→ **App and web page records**
========
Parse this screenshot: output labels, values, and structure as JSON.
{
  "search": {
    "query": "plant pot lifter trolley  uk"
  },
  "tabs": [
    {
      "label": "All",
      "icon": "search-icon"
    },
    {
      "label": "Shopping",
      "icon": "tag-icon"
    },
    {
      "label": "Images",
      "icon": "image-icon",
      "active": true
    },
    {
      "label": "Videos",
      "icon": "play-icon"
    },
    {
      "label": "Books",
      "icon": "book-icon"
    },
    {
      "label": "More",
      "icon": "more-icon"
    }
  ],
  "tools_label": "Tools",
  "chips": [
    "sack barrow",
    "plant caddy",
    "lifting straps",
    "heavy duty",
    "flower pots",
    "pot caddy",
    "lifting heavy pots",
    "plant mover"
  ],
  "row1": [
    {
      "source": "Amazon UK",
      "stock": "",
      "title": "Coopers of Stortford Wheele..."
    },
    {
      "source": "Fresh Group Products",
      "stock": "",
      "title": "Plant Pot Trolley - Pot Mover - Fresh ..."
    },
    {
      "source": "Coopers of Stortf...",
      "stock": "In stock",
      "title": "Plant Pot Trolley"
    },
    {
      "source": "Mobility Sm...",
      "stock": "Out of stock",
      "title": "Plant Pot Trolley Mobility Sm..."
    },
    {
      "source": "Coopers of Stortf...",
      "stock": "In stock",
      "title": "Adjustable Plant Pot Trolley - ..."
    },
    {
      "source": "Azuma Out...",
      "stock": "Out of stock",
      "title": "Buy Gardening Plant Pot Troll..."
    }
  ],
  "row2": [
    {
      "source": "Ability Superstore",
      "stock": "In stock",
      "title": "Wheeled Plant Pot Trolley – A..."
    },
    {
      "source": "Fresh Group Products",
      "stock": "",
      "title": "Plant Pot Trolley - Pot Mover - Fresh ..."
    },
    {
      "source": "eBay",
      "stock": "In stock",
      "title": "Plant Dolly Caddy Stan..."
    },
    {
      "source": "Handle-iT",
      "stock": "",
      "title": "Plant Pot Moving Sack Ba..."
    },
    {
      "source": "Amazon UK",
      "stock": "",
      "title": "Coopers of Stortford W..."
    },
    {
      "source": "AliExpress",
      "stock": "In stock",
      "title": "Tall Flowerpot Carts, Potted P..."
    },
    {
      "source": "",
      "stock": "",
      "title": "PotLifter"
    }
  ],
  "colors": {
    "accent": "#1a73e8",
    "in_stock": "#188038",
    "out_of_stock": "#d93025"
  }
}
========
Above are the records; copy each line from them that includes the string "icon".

      "icon": "search-icon"
      "icon": "tag-icon"
      "icon": "image-icon",
      "icon": "play-icon"
      "icon": "book-icon"
      "icon": "more-icon"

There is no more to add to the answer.